Training Efforts Organised by the Science Consortium

Despite their availability, non-animal tests may not be accepted to fulfil regulatory requirements. There are several reasons for this, including a lack of regulatory or industry familiarity with the non-animal tests. To overcome this challenge, PETA Science Consortium International organises training opportunities to help scientists become more proficient with in vitro and in silico methods.

Effective training reaches all sectors and management levels within an organisation and requires collaboration among regulatory agencies, industry, method developers, and NGOs to develop and promote educational opportunities and materials. Training must also take a variety of forms, including regular in-person and online events and up-to-date written and video materials.

Hands-On Training

The Science Consortium offers travel grants for researchers and regulators to attend in vitro training courses hosted by the European Commission Joint Research Centre, the European Society for Toxicology In Vitro, the Institute for In Vitro Sciences, and other organisations. For example, the Science Consortium sponsors training and travel for a hands-on in vitro toxicology training course hosted several times a year at the Institute for In Vitro Sciences.
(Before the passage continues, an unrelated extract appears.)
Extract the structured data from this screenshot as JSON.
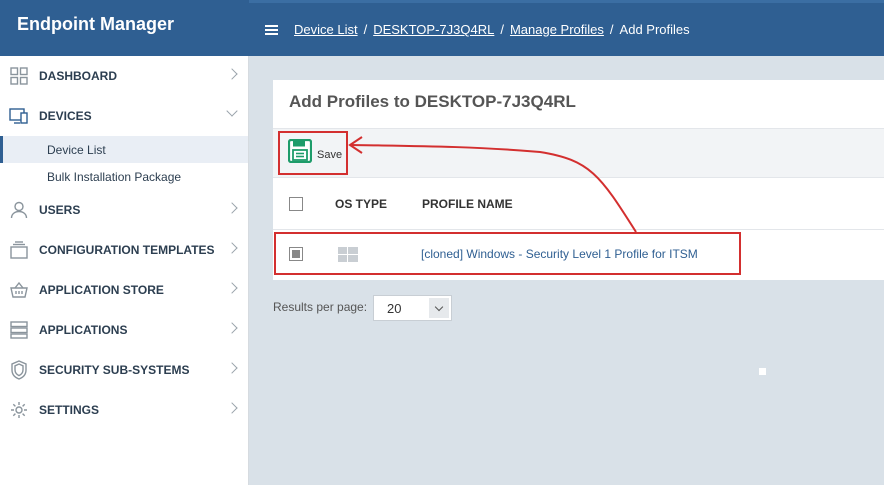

The Science Consortium also sponsors in silico trainings, for example, on the OECD QSAR Toolbox by the Laboratory of Mathematical Chemistry (see here for more information).


The Science Consortium organises in-person, expert workshops on topics including non-animal testing approaches to assessing acute systemic toxicity, pulmonary fibrosis, or pyrogenicity of medical devices, and on the development of animal-free recombinant antibodies.


The Science Consortium also organises webinars on inhalation toxicity testing, recombinant antibodies, the use of non-animal approaches to meet Registration, Evaluation, Authorisation and Restriction of Chemicals (REACH) requirements, and the use of new approach methodologies in risk assessment.

Written Materials

The Science Consortium produces factsheets on three-dimensional tissue models, computational methods, medical devices, and non-animal test methods for a variety of endpoints, such as eye irritation, skin irritation, and skin sensitisation.

For these and other efforts, the Science Consortium won the prestigious Lush Prize Training Award in 2015 for its multi-faceted approach to supporting non-animal testing through education and training.